TASK GOAL:
Could you filter the listing for lines with the word "name" and return them?

SUPPLIED RECORDS:
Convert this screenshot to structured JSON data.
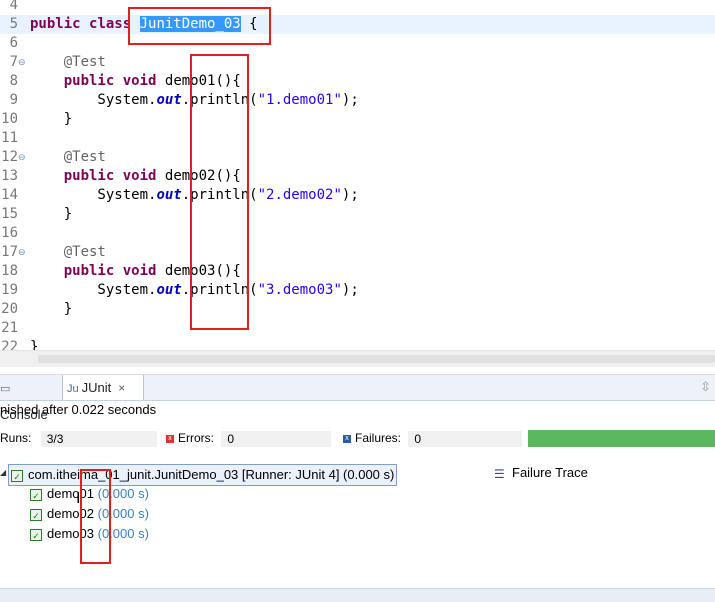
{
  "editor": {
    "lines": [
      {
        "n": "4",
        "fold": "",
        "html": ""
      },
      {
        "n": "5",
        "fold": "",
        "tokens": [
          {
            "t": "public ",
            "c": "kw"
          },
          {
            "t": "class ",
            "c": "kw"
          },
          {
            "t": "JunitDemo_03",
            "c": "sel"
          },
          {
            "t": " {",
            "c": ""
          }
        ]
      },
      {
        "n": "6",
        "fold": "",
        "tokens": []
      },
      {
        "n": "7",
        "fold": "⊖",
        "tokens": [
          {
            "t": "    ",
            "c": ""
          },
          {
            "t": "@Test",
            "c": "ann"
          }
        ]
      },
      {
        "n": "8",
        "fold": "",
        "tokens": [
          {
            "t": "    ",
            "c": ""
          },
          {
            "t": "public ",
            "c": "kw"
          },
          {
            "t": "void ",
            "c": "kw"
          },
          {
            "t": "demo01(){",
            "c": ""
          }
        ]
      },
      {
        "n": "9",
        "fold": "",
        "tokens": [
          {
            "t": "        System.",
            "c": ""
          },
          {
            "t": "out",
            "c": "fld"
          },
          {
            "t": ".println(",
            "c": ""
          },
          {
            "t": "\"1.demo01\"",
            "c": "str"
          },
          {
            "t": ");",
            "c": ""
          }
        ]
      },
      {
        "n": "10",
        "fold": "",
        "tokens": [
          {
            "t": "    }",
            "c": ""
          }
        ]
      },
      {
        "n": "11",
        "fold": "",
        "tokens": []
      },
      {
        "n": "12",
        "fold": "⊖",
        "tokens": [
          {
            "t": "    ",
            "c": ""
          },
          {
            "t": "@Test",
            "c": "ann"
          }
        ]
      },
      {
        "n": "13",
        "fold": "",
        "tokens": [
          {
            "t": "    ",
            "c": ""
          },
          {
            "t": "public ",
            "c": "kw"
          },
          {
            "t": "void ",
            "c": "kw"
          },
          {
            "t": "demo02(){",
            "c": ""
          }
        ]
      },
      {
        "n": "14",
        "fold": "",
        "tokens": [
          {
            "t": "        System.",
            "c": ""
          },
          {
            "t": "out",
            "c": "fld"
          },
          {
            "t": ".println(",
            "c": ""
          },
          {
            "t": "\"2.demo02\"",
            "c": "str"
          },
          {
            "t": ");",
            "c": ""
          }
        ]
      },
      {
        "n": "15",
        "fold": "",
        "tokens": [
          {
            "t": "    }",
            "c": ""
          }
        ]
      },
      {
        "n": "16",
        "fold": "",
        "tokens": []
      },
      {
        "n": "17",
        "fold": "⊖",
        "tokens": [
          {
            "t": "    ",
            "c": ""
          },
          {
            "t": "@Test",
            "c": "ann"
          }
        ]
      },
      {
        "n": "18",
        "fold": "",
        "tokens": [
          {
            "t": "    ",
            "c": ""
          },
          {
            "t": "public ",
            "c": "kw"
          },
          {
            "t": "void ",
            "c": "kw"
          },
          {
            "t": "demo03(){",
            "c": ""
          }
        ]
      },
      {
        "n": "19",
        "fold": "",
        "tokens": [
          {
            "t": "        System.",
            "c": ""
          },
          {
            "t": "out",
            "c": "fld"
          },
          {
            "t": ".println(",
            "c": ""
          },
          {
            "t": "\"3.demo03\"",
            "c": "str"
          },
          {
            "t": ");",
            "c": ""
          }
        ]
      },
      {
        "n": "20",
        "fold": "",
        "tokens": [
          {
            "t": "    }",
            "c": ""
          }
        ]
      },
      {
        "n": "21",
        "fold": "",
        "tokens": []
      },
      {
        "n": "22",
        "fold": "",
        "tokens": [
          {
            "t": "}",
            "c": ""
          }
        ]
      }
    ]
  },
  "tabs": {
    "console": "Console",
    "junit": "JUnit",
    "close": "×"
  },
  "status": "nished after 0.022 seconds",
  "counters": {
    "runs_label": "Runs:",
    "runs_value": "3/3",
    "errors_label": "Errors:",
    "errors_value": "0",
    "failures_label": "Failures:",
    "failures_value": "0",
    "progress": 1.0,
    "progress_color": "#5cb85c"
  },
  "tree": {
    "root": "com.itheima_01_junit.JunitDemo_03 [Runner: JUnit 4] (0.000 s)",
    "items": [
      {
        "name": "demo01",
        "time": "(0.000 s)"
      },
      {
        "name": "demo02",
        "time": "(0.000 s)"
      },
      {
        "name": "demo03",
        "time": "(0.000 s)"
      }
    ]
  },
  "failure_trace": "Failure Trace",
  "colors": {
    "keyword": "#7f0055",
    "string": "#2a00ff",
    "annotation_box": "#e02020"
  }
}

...

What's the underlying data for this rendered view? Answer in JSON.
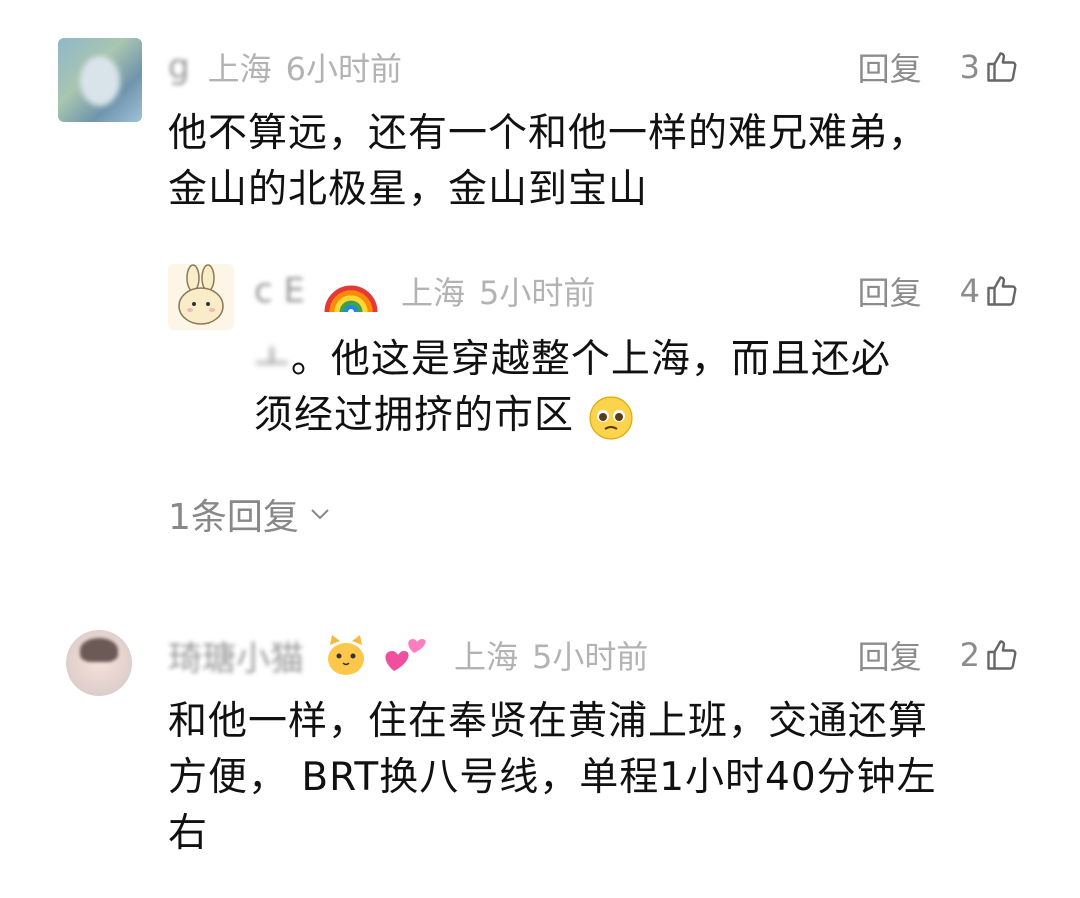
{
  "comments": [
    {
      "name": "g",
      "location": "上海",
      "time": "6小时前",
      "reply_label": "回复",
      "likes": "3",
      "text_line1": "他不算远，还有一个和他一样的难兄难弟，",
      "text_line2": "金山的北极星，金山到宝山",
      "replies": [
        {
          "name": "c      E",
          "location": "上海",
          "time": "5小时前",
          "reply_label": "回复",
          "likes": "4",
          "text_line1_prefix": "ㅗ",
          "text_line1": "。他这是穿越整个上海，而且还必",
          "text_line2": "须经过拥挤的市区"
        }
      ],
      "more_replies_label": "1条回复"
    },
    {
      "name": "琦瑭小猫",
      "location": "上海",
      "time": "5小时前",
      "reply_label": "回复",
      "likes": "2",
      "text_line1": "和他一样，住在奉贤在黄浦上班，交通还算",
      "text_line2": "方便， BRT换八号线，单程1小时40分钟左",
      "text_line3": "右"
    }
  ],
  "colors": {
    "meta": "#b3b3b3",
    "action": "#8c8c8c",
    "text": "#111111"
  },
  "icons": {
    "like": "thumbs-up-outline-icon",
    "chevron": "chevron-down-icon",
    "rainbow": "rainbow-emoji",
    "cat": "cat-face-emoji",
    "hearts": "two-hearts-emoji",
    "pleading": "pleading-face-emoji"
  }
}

PROBLEM SOLUTION:
        "name": "demo01",
        "name": "demo02",
        "name": "demo03",
      "name": "g",
          "name": "c      E",
      "name": "琦瑭小猫",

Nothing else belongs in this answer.